The Rhone family will benefit overall, as well. He, his wife, Cindy, daughter, Leann and son-in-law Dean Butler are a true family operation in Shakopee each summer.

Still, there are horsemen who would have preferred a racino with all it has to offer. One of them is Canterbury’s perennial quarter horse Hall of Fame champ Ed Ross Hardy.

“A racino would have been a home run,” he said, “but this is definitely a triple, at the very least a double,” he said. “It’s a positive thing.”

Robertson likes the agreement for a number of other reasons. “It’s nice to see the Sampson family get rewarded for all of their hard work. They’ve always been real racing friendly, a lot tracks suffering aren’t. I hope that continues.”

The real beneficiary will be the horse, according to Robertson.

“You can give them the time to heal or rest with better purses,” he explained. “You don’t have to push them.”

Better purses might simply be a tasty frosting on a cake that Robertson already likes. “I like the weather in Minnesota, the environment, the clean air, and racing surface,” he said. “I was at Saratoga the other day and personally I’d rather be here. I say that honestly.”

Thirty years ago Minnesota’s voters gave the go ahead to pari-mutuel wagering in the state and three years later, on June 26, 1985, the doors opened at Canterbury Downs to a celebration unseen before in state history.

Horse racing had arrived in the Land of 10,000 Lakes with a flourish and many of us ate up the clichés and swallowed the pitches thrown at us by the track’s publicity agents as if we were starving orphans. We relished every morsel.

The enthusiasm was unparalleled. Crowds of 20,000 were commonplace. Newcomers to the game with a few extra bucks sought out partnerships so they, too, could own a racehorse.

Breeders invested in new mares and built new stables. Trainers could find green but eager hands from the surrounding community to work the stables on the backside. The Minnesota horse industry had gotten a boost never before experienced. Breeders shipped their mares around the state, to Kentucky and other spots to produce foals for this exciting new market.

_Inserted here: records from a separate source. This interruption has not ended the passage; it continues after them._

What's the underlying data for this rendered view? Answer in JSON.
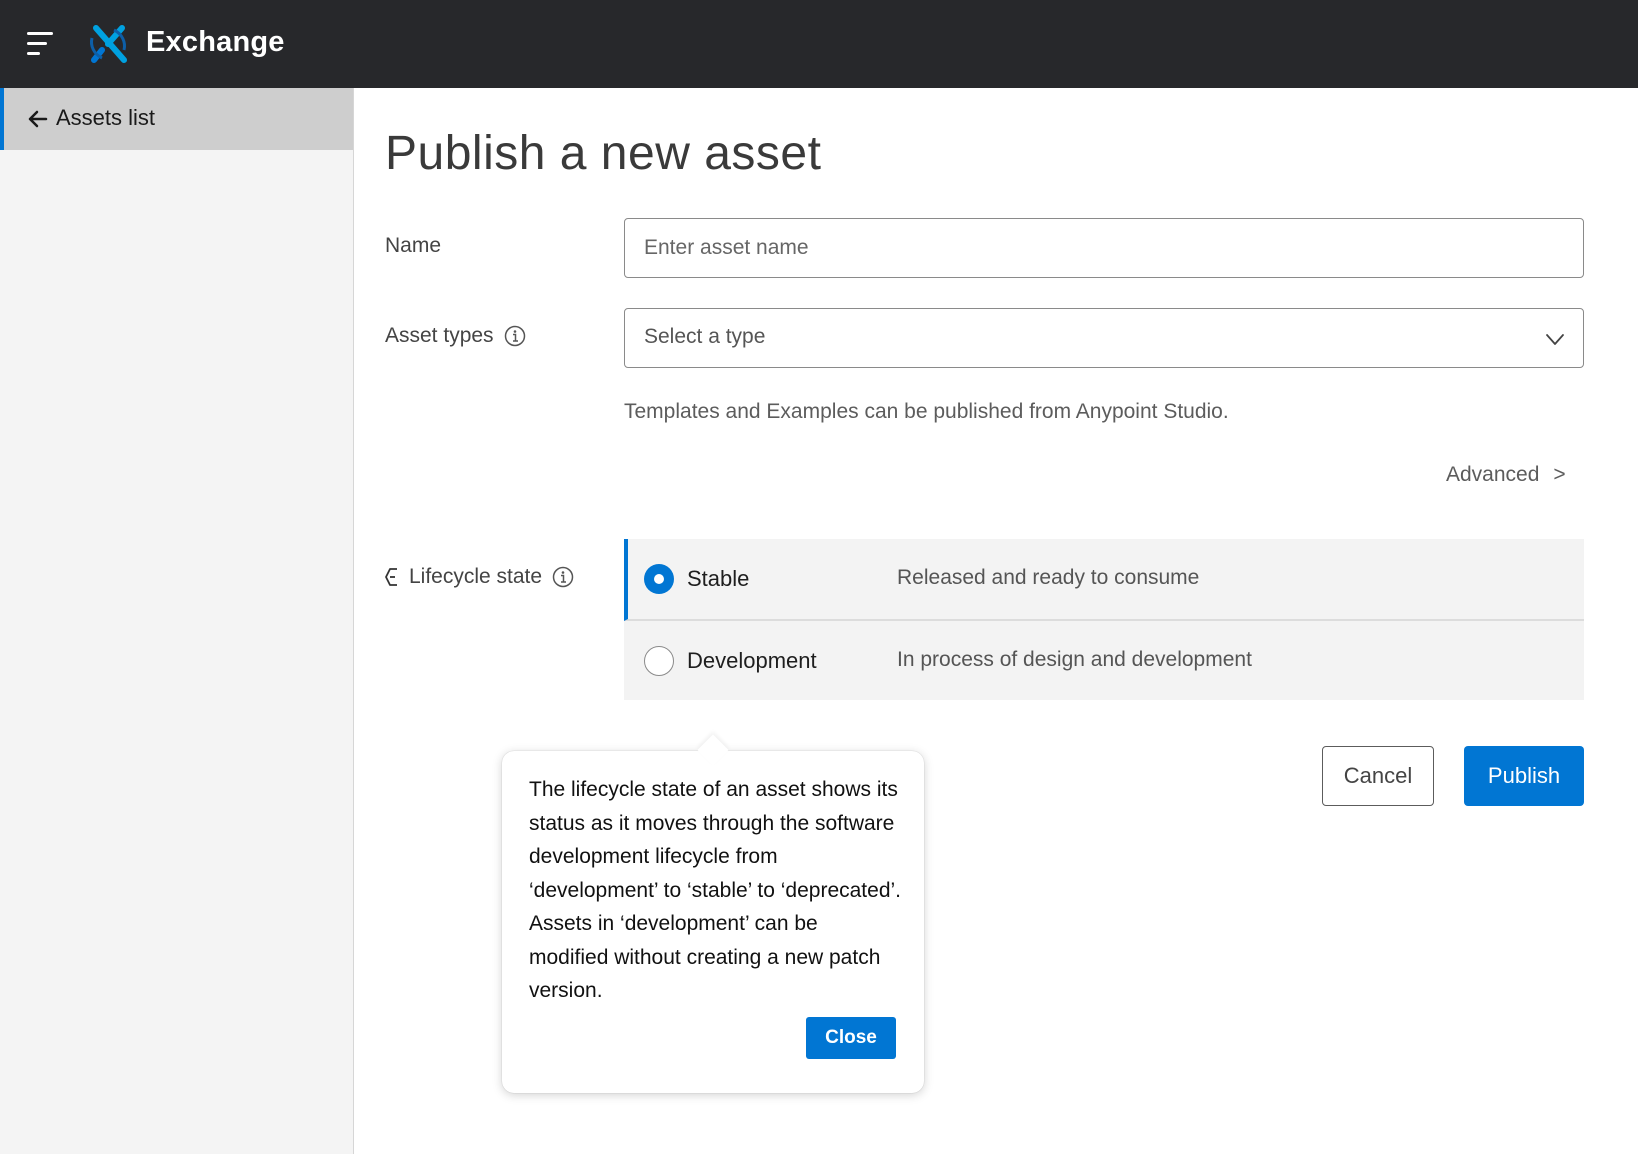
{
  "header": {
    "app_title": "Exchange",
    "menu_icon": "hamburger-menu-icon",
    "logo_icon": "exchange-logo-icon"
  },
  "sidebar": {
    "back_label": "Assets list",
    "back_icon": "arrow-left-icon"
  },
  "main": {
    "page_title": "Publish a new asset",
    "name": {
      "label": "Name",
      "value": "",
      "placeholder": "Enter asset name"
    },
    "asset_types": {
      "label": "Asset types",
      "selected": "Select a type",
      "info_icon": "info-icon",
      "dropdown_icon": "chevron-down-icon"
    },
    "helper_text": "Templates and Examples can be published from Anypoint Studio.",
    "advanced": {
      "label": "Advanced",
      "chevron": ">"
    },
    "lifecycle": {
      "label": "Lifecycle state",
      "icon": "lifecycle-icon",
      "info_icon": "info-icon",
      "options": [
        {
          "label": "Stable",
          "description": "Released and ready to consume",
          "selected": true
        },
        {
          "label": "Development",
          "description": "In process of design and development",
          "selected": false
        }
      ]
    },
    "buttons": {
      "cancel": "Cancel",
      "publish": "Publish"
    }
  },
  "popover": {
    "text": "The lifecycle state of an asset shows its status as it moves through the software development lifecycle from ‘development’ to ‘stable’ to ‘deprecated’. Assets in ‘development’ can be modified without creating a new patch version.",
    "close_label": "Close"
  },
  "colors": {
    "topbar_bg": "#27282b",
    "accent": "#0176d3",
    "logo_accent": "#00a1e0",
    "sidebar_bg": "#f4f4f4",
    "sidebar_active_bg": "#cecece",
    "radio_row_bg": "#f3f3f3"
  }
}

Then as quickly as it arrived it began to wane, stifled by the arrival of the state lottery, pull tabs and then casino gaming on the state’s Native American reservations.

It was never quite the same again… until this week.


Agent Richard Grunder paced nervously around the first floor of the grandstand before Friday’s sixth race.

Tanner Riggs, one of the two riders he represents at Canterbury Park, had won the first five races on the card and was in position to tie the record of six wins on a single card, accomplished by Derek Bell on June 14, 2002.

“He probably won’t do it, but he has a shot,” Grunder muttered as he paced about.

Then again, Larry Cascio of Omaha had similar thoughts before Friday’s third race. “Tanner had won the first two races,” he said, “so I thought no way is he going to win on my horse and then he wins on mine and on two more after that.”

Meanwhile, Riggs was getting a greeting from the grandstand that he had never before experienced. “They were all yelling and clapping for me. That’s never been done before, but (announcer) Paul Allen had them pretty pumped up.”

Riggs had mounts in the first six races on Friday’s card, but his last of the day, Satin Sweep, ran third.

Bell was being represented by Grunder at the time he won six races on a single Canterbury card, and the agent was hoping it would happen for his current rider, as well.

Riggs rode six winners on a single card in 2010 at Hawthorne Race Course. “You have to be lucky,” he said. “That’s part of it for sure. I’m no better than anyone else in this (jockeys’) room but things have to happen just so.”

Riggs referred to last week when he didn’t ride a single winner.

“I try to get a horse to relax for me and put them in a spot that gives them a chance,” he said. “I was doing that last week and horses were blowing past me anyway. I did that tonight and I was winning.”

Riggs’ winners in order Friday were: Lucky Straw, Grandpa George, Bourbon King, Restless Warrior and Gail’s Jewel.

This blog was written by Canterbury Staff Writer Jim Wells. Wells was a longtime sportswriter at the Pioneer Press and is a member of the Canterbury Park Hall of Fame.

Photo Credit: Coady Photography